• [Exercise objective] Comb the records below for the string "placeholder" and copy each line where it turns up.

• [Saved data entries]
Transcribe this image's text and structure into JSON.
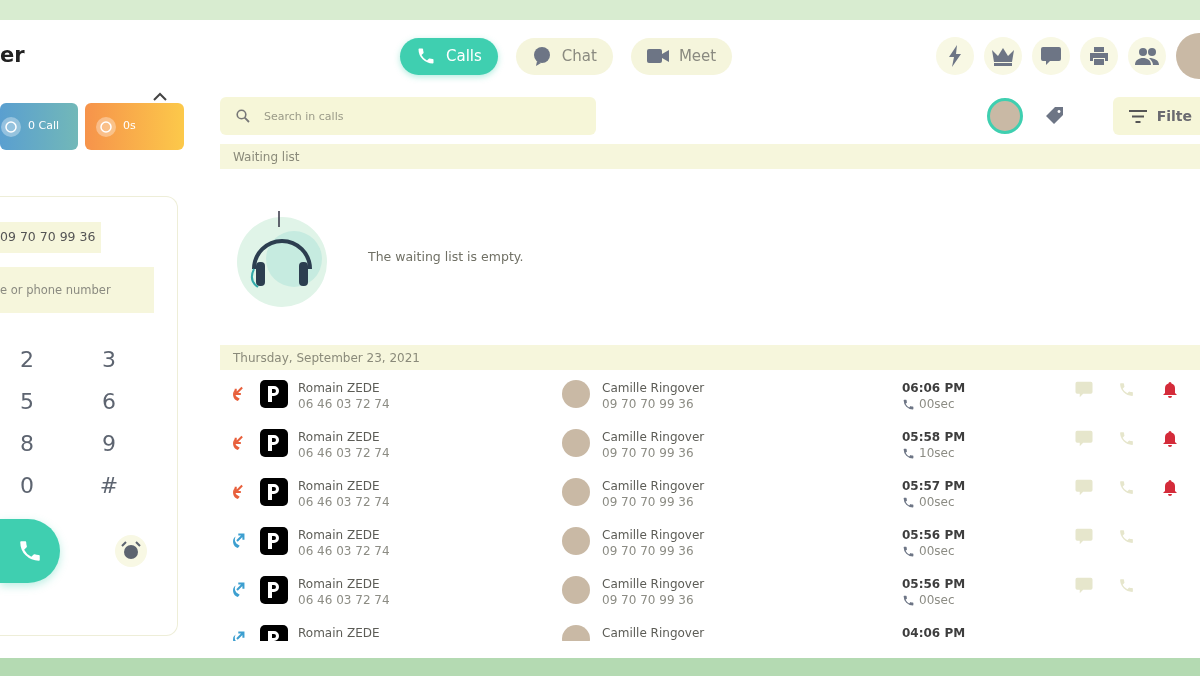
{
  "app_title": "er",
  "tabs": [
    {
      "label": "Calls",
      "selected": true,
      "kind": "phone"
    },
    {
      "label": "Chat",
      "selected": false,
      "kind": "chat"
    },
    {
      "label": "Meet",
      "selected": false,
      "kind": "video"
    }
  ],
  "stats": [
    {
      "label": "0 Call",
      "kind": "calls"
    },
    {
      "label": "0s",
      "kind": "duration"
    }
  ],
  "dialer": {
    "caller_number": "09 70 70 99 36",
    "placeholder": "e or phone number",
    "keys": [
      "2",
      "3",
      "5",
      "6",
      "8",
      "9",
      "0",
      "#"
    ]
  },
  "search": {
    "placeholder": "Search in calls"
  },
  "filter_label": "Filte",
  "waiting": {
    "title": "Waiting list",
    "empty_text": "The waiting list is empty."
  },
  "date_header": "Thursday, September 23, 2021",
  "calls": [
    {
      "kind": "missed",
      "contact": "Romain ZEDE",
      "contact_number": "06 46 03 72 74",
      "agent": "Camille Ringover",
      "agent_number": "09 70 70 99 36",
      "time": "06:06 PM",
      "duration": "00sec",
      "alert": true
    },
    {
      "kind": "missed",
      "contact": "Romain ZEDE",
      "contact_number": "06 46 03 72 74",
      "agent": "Camille Ringover",
      "agent_number": "09 70 70 99 36",
      "time": "05:58 PM",
      "duration": "10sec",
      "alert": true
    },
    {
      "kind": "missed",
      "contact": "Romain ZEDE",
      "contact_number": "06 46 03 72 74",
      "agent": "Camille Ringover",
      "agent_number": "09 70 70 99 36",
      "time": "05:57 PM",
      "duration": "00sec",
      "alert": true
    },
    {
      "kind": "outgoing",
      "contact": "Romain ZEDE",
      "contact_number": "06 46 03 72 74",
      "agent": "Camille Ringover",
      "agent_number": "09 70 70 99 36",
      "time": "05:56 PM",
      "duration": "00sec",
      "alert": false
    },
    {
      "kind": "outgoing",
      "contact": "Romain ZEDE",
      "contact_number": "06 46 03 72 74",
      "agent": "Camille Ringover",
      "agent_number": "09 70 70 99 36",
      "time": "05:56 PM",
      "duration": "00sec",
      "alert": false
    },
    {
      "kind": "outgoing",
      "contact": "Romain ZEDE",
      "agent": "Camille Ringover",
      "time": "04:06 PM",
      "alert": false
    }
  ]
}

• [Answer section]
    "placeholder": "e or phone number",
    "placeholder": "Search in calls"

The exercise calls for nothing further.